Harvesting light like nature does:Synthesizing a new class of bio-inspired, light-capturing nanomaterials May 14th, 2021

Graphene/ Graphite

Graphene key for novel hardware security May 10th, 2021

Better metric for thermoelectric materials means better design strategies: New quantity helps experimentally classify dimensionality of thermoelectric materials April 15th, 2021

Better metric for thermoelectric materials means better design strategies: New quantity helps experimentally classify dimensionality of thermoelectric materials April 15th, 2021

Graphene: Everything under control: Research team demonstrates control mechanism for quantum material April 9th, 2021

Possible Futures

Emergence of a new heteronanostructure library May 14th, 2021

New technology enables rapid sequencing of entire genomes of plant pathogens May 14th, 2021

Harvesting light like nature does:Synthesizing a new class of bio-inspired, light-capturing nanomaterials May 14th, 2021

You're so vein: Scientists discover faster way to manufacture vascular materials May 14th, 2021

Discoveries

Emergence of a new heteronanostructure library May 14th, 2021

Hanging by a thread: Imaging and probing chains of single atoms: Scientists develop a method to visualize monoatomic chains and measure the strength and conductance of single-atom bonds May 14th, 2021

Nanophotonics enhanced coverslip for phase imaging in biology May 14th, 2021

You're so vein: Scientists discover faster way to manufacture vascular materials May 14th, 2021

Materials/Metamaterials

Silver ions hurry up, then wait as they disperse: Rice chemists show ions’ staged release from gold-silver nanoparticles could be useful property April 23rd, 2021

Synthetic gelatin-like material mimics lobster underbelly’s stretch and strength: The membrane’s structure could provide a blueprint for robust artificial tissues April 23rd, 2021

FSU engineers improve performance of high-temperature superconductor wires April 16th, 2021

Better metric for thermoelectric materials means better design strategies: New quantity helps experimentally classify dimensionality of thermoelectric materials April 15th, 2021

Announcements

Emergence of a new heteronanostructure library May 14th, 2021

Nanophotonics enhanced coverslip for phase imaging in biology May 14th, 2021

New technology enables rapid sequencing of entire genomes of plant pathogens May 14th, 2021

Harvesting light like nature does:Synthesizing a new class of bio-inspired, light-capturing nanomaterials May 14th, 2021
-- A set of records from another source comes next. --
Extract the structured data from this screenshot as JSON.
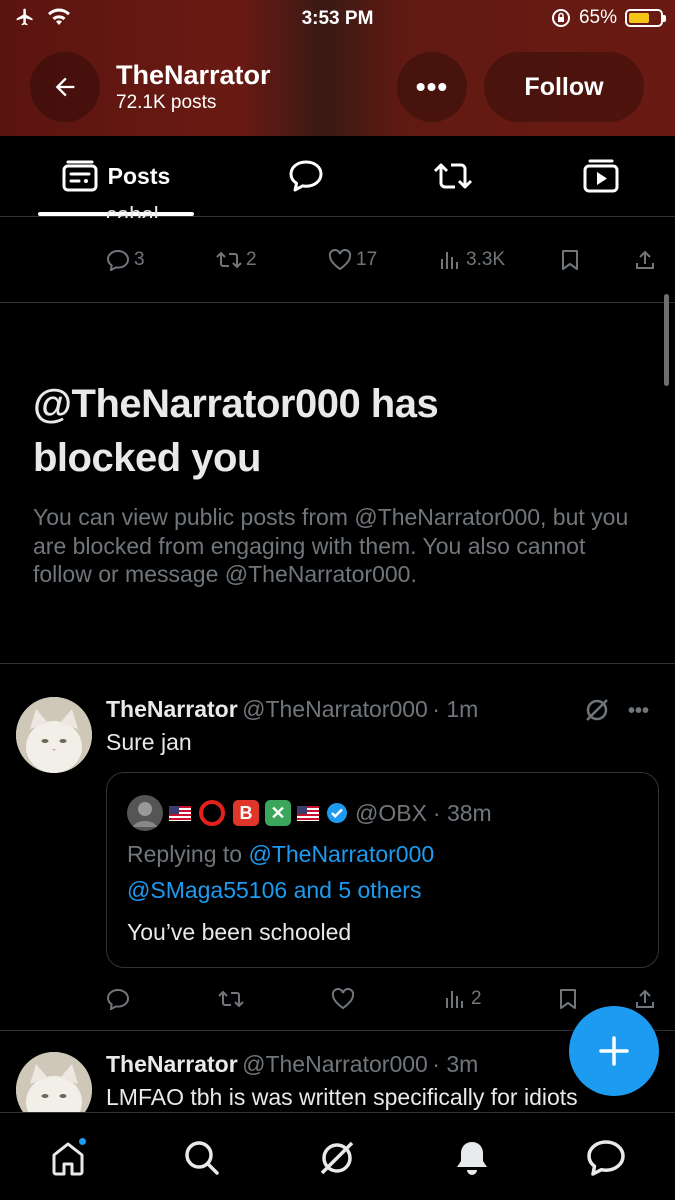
{
  "status_bar": {
    "time": "3:53 PM",
    "battery_percent": "65%",
    "battery_level": 0.65
  },
  "header": {
    "name": "TheNarrator",
    "post_count": "72.1K posts",
    "more_label": "•••",
    "follow_label": "Follow"
  },
  "tabs": {
    "posts_label": "Posts",
    "icons": [
      "posts-icon",
      "replies-icon",
      "reposts-icon",
      "media-icon"
    ]
  },
  "prev_tweet": {
    "cut_text": "cabal.",
    "replies": "3",
    "reposts": "2",
    "likes": "17",
    "views": "3.3K"
  },
  "blocked": {
    "title": "@TheNarrator000 has blocked you",
    "body": "You can view public posts from @TheNarrator000, but you are blocked from engaging with them. You also cannot follow or message @TheNarrator000."
  },
  "tweet1": {
    "name": "TheNarrator",
    "handle": "@TheNarrator000",
    "time": "· 1m",
    "text": "Sure jan",
    "quote": {
      "handle": "@OBX",
      "time": "· 38m",
      "replying_to_prefix": "Replying to ",
      "replying_to_1": "@TheNarrator000",
      "replying_to_2": "@SMaga55106 and 5 others",
      "text": "You’ve been schooled"
    },
    "views": "2"
  },
  "tweet2": {
    "name": "TheNarrator",
    "handle": "@TheNarrator000",
    "time": "· 3m",
    "text": "LMFAO tbh is was written specifically for idiots"
  },
  "nav": {
    "items": [
      "home-icon",
      "search-icon",
      "grok-icon",
      "notifications-icon",
      "messages-icon"
    ]
  },
  "colors": {
    "accent": "#1d9bf0",
    "banner": "#6a1a12",
    "muted": "#71767b"
  }
}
Interviews/Book Reviews/Essays/Reports/Podcasts/Journals/White papers/Posters

Hanging by a thread: Imaging and probing chains of single atoms: Scientists develop a method to visualize monoatomic chains and measure the strength and conductance of single-atom bonds May 14th, 2021

Nanophotonics enhanced coverslip for phase imaging in biology May 14th, 2021

New technology enables rapid sequencing of entire genomes of plant pathogens May 14th, 2021

Harvesting light like nature does:Synthesizing a new class of bio-inspired, light-capturing nanomaterials May 14th, 2021

NanoNews-Digest
The latest news from around the world, FREE




  Premium Products
NanoNews-Custom
Only the news you want to read!
 Learn More
NanoStrategies
Full-service, expert consulting
 Learn More











ASP
Nanotechnology Now Featured Books




NNN

The Hunger Project